In addition to the air conditioning, heating, plug sockets and lighting provided in each tent, you can also enjoy TV and free internet access.
Breakfast, lunch and dinner options are available at the camp. Overnight luxury camping packages include a BBQ buffet and a continental breakfast. Water, soft drinks, tea and coffee are complimentary.
The cost of an overnight glamping trip varies depending on the tour operator, the type of package you chose, whether the trip is taken during the week or at the weekend, and the number of people in your party. In general, the bigger the party number, the lower the overall cost per person. For a family of four the cost for one night, half-board camping with pick up and drop off and activities is upwards of QR 3,000.
Don’t Forget: While nearly all of your needs will be covered on a luxury overnight camp in the desert, you still want to pack the following: sunscreen, a hat, a camera, swimwear and a warm jumper for the evening.
Doha Family in the Desert
We caught up with one local mum, Chantal Govender, to talk about her family’s glamping encounter in Qatar.
Why did you choose to glamping over camping?
We wanted to camp in the desert, but we didn’t have all of the equipment for camping on our own, and with one of our kids being quite young (18 months), we thought it would be much more relaxing to go with an organised tour group. Since we didn’t need to take anything other than an overnight bag, and we didn’t need to worry about pitching a tent or cooking, we were able to relax and enjoy the experience with the kids.
What amenities and services were provided at your glamp-site?
The site we stayed on was great. Stepping into our tent was like walking into a hotel room. We had a huge double bed, beds for the kids (including a cot for the youngest), tea and coffee-making facilities, and an en-suite bathroom. The campsite was clean and spacious, and we were able to swim, relax under gazebos on the beach, and when we’d had enough of the beach the kids were able to watch a bit of TV in the room. It was a very relaxing experience, and for the first time camping, I slept like a baby.
We really enjoyed the food at the site. We had a BBQ buffet in the evening, which was a great option for the kids as there was plenty of choices.
The option of eating at a private table was available, but we opted for eating around the firepit with all of the other campers. It was very sociable. We met another group of families with kids, which was perfect as the kids were all able to play together.
What additional activities were available for you to do on your trip?
We visited the Inland Sea, which was beautiful. We tried out camel riding, which was really good fun.
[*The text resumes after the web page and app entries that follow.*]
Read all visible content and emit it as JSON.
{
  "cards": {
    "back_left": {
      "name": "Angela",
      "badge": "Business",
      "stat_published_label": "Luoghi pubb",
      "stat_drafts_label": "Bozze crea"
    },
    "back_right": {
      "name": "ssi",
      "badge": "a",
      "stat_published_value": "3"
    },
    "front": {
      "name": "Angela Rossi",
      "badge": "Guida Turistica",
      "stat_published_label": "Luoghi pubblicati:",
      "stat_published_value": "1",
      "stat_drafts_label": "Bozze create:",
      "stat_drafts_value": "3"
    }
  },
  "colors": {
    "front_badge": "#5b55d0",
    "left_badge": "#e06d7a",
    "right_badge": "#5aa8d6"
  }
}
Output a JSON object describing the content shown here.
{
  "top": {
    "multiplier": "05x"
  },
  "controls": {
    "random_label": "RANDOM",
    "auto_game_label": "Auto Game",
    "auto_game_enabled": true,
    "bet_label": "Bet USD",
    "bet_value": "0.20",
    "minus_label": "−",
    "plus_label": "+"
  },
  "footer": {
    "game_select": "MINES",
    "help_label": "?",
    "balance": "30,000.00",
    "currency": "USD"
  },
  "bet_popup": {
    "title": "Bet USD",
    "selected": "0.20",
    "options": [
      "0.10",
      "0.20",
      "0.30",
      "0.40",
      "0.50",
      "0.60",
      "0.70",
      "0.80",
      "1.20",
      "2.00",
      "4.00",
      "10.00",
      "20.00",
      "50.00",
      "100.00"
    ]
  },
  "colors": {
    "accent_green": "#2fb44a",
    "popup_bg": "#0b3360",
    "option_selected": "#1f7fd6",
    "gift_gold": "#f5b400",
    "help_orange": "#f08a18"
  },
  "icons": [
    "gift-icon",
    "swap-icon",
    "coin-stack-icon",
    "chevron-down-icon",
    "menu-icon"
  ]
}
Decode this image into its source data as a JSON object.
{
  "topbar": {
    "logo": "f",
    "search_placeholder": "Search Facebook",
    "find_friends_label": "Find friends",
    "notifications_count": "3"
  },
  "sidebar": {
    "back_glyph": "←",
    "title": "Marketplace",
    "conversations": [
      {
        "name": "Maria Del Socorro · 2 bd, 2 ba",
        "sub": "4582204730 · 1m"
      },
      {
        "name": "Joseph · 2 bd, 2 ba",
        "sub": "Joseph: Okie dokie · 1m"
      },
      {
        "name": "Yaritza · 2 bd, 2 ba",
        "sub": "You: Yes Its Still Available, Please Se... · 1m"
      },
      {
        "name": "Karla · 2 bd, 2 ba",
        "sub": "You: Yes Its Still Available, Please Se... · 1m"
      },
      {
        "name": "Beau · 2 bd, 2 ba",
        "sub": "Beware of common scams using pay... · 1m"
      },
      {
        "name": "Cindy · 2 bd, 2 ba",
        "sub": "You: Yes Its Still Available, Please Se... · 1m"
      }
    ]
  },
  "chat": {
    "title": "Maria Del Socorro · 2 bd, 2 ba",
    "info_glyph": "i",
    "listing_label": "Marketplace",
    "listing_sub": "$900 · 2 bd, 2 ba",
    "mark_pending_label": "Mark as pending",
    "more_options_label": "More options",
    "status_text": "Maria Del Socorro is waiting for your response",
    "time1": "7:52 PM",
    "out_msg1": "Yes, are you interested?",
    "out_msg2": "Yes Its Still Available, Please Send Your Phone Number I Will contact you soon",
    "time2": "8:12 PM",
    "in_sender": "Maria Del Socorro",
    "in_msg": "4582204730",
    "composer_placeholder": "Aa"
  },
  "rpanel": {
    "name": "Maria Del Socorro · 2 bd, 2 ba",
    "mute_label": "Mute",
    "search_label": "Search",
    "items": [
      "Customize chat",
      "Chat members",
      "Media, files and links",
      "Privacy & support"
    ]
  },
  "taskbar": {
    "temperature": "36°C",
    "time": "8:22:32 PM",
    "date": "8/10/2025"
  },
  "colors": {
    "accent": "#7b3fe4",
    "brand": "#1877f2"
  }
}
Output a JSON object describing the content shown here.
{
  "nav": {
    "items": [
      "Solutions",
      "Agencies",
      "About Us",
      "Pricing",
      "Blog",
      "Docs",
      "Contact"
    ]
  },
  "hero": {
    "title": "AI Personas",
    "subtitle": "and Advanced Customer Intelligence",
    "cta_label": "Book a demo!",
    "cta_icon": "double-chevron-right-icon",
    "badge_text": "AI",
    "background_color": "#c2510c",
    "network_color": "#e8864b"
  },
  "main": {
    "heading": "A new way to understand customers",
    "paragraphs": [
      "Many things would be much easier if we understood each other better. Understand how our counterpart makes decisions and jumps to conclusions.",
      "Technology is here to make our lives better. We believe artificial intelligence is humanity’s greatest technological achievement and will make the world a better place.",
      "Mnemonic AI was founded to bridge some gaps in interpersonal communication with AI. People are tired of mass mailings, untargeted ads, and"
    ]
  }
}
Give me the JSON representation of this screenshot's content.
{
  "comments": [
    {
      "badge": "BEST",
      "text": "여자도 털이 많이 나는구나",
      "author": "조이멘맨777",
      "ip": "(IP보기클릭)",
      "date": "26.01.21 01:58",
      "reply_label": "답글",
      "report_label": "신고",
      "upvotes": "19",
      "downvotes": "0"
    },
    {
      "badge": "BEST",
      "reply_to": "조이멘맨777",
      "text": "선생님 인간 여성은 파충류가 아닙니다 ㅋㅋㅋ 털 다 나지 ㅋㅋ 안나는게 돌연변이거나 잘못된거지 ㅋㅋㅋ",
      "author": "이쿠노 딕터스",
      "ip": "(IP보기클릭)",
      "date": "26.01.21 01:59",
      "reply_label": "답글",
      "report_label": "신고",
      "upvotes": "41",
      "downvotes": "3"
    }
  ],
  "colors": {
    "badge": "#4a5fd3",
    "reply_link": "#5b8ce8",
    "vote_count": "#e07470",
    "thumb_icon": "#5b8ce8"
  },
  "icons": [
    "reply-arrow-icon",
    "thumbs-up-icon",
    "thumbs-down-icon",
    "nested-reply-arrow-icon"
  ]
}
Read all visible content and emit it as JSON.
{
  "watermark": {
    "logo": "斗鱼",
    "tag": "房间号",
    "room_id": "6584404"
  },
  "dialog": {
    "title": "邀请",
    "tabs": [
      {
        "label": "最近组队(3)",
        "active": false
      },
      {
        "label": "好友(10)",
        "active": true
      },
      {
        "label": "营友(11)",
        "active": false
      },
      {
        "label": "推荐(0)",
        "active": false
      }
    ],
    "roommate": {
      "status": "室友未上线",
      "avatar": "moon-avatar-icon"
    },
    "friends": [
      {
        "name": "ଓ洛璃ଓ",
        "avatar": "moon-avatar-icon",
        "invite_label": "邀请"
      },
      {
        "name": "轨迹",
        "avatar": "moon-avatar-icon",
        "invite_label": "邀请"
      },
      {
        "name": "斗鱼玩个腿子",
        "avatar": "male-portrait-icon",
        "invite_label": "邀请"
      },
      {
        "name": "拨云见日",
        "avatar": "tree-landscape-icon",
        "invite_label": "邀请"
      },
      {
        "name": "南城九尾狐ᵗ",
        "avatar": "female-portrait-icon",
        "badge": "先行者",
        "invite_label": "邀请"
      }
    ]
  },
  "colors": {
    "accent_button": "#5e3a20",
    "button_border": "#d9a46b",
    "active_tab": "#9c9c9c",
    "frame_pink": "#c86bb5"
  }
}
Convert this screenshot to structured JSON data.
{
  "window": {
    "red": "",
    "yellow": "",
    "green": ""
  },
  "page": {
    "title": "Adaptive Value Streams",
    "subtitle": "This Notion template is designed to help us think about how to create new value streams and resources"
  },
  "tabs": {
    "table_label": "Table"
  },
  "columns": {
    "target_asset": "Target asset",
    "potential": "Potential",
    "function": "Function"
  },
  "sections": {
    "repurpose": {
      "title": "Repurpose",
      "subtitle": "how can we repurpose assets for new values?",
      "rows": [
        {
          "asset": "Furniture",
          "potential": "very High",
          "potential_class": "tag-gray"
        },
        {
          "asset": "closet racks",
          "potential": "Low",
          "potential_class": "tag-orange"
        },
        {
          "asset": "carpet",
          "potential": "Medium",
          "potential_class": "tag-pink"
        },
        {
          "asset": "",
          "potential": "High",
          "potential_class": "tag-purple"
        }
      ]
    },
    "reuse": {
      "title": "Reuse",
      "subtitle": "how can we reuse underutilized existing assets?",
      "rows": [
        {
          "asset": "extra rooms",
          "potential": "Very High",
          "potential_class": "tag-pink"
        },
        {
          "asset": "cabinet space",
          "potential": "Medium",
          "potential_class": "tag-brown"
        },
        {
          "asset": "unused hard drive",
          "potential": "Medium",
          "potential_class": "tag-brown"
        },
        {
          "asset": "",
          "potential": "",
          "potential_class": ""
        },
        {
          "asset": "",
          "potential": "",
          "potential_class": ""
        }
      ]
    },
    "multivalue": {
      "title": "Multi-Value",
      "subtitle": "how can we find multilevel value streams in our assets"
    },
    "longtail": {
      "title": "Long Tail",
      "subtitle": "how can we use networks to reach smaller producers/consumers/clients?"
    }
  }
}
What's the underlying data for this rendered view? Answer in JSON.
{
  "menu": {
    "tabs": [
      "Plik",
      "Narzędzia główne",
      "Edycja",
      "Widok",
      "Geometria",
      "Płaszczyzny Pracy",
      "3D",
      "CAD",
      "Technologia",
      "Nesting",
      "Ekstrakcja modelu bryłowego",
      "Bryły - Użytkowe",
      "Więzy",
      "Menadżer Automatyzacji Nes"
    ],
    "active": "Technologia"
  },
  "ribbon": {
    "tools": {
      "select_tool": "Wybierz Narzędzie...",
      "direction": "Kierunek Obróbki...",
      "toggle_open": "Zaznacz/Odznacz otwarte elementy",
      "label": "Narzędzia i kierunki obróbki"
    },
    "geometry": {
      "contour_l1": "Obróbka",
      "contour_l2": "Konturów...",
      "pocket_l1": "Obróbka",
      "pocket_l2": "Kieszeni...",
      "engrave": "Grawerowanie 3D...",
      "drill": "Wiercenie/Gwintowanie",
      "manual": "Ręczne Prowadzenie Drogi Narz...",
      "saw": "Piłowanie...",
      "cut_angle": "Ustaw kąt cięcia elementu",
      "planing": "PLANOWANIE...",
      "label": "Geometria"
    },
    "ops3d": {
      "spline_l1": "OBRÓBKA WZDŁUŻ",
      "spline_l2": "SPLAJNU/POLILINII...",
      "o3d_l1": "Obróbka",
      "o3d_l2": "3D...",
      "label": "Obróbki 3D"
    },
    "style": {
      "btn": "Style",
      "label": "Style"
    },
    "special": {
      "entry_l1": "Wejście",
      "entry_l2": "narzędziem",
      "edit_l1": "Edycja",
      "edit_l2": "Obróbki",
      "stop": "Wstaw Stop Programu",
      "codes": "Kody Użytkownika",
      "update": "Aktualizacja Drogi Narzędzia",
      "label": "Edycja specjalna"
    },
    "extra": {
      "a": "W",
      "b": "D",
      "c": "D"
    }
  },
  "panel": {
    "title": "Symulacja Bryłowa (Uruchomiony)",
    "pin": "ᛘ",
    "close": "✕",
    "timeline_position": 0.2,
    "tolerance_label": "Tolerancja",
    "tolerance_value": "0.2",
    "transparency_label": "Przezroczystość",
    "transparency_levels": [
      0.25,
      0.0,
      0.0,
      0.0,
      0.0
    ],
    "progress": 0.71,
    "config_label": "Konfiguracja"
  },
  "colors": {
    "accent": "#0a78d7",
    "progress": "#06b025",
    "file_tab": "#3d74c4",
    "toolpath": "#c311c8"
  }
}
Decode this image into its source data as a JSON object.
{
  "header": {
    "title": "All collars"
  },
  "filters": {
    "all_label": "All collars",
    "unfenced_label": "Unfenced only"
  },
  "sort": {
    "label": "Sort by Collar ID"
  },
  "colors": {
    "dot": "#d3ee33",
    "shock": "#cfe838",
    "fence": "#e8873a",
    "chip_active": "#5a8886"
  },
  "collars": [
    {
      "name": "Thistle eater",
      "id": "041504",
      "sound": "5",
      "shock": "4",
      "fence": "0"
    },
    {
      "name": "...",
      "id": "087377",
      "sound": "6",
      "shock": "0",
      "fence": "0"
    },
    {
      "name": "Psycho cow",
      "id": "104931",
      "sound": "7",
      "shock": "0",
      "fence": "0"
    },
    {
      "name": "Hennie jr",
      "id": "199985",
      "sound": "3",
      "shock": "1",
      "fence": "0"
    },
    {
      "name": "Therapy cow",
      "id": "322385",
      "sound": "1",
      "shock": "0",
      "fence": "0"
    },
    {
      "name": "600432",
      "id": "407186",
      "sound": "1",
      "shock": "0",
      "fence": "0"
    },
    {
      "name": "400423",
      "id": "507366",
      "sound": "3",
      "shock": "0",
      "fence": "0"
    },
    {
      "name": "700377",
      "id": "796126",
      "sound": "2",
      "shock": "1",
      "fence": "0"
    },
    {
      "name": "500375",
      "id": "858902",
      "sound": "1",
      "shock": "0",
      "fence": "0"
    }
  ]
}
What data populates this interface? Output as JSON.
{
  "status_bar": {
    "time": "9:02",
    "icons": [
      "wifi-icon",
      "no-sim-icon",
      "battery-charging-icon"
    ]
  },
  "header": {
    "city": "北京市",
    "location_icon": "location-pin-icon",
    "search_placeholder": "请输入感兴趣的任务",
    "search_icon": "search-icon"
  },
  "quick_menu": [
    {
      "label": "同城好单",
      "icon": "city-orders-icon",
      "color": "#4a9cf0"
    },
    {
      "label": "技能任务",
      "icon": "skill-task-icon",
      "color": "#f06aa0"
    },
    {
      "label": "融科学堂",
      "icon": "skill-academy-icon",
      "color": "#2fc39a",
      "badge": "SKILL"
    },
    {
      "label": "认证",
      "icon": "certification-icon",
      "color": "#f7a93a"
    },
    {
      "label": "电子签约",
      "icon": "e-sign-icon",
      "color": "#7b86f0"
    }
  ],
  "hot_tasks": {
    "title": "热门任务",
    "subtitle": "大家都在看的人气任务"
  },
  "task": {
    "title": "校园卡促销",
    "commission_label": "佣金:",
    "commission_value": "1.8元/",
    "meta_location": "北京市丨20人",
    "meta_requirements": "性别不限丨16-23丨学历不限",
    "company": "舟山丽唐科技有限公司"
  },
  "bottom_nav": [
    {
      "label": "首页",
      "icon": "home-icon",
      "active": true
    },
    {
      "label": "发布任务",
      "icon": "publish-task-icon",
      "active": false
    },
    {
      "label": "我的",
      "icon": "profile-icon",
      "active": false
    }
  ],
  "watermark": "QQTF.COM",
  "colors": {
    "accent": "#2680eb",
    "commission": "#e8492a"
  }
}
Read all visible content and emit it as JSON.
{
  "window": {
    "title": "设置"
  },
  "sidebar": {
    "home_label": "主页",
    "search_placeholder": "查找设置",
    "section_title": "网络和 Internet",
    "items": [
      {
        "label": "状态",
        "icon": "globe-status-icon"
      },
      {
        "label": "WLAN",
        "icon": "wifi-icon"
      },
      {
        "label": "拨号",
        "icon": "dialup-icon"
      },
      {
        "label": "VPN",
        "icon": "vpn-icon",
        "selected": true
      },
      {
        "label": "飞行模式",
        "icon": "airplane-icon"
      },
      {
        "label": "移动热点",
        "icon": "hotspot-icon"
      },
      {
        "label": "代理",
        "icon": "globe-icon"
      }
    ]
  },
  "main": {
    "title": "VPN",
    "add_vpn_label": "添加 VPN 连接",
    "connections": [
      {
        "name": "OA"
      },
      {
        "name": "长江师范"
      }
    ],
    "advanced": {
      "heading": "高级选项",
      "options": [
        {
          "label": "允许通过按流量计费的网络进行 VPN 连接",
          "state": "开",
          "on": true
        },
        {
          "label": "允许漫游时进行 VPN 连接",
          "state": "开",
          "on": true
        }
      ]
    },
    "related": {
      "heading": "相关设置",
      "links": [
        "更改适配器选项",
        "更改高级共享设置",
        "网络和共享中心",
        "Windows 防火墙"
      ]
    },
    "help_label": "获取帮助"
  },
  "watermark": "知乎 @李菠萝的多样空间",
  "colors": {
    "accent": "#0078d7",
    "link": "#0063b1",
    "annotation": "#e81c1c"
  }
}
And, though dune bashing was an option on the trip, we went for a gentle drive instead as dune bashing is not allowed with very young children. Likewise, my youngest wasn’t able to ride on the camels either, but it’s something we can try again when he’s older. My
eldest (12-years-old) was able to try all of the activities on offer.
What was your favourite aspect of the trip?
I enjoyed the whole trip. It was well-organised, the site and accommodation were clean and comfortable, and the food was good. However, I enjoyed the facilities the most. Sleeping on a bed, having a private bathroom, and modern conveniences like Wi-Fi, made the trip so much easier and more relaxing than it would have been camping on our own.
What did your kids enjoy most about glamping?
My eldest loved the camel riding and sand boarding. We were able to use sandboards at the site, and he had an absolute blast. There was a small play park on site that my youngest enjoyed, but having the sandboarding option for the eldest meant that he was entertained too.
Do you have any tips for families planning to try out glamping for the first time?
Glamping is a great way to see and experience the desert, especially the sky at night—it’s beautiful. You need to take very little as everything is provided for you. However, if you have kids, I would recommend taking a few snacks for in-between meals just in case they get a bit peckish.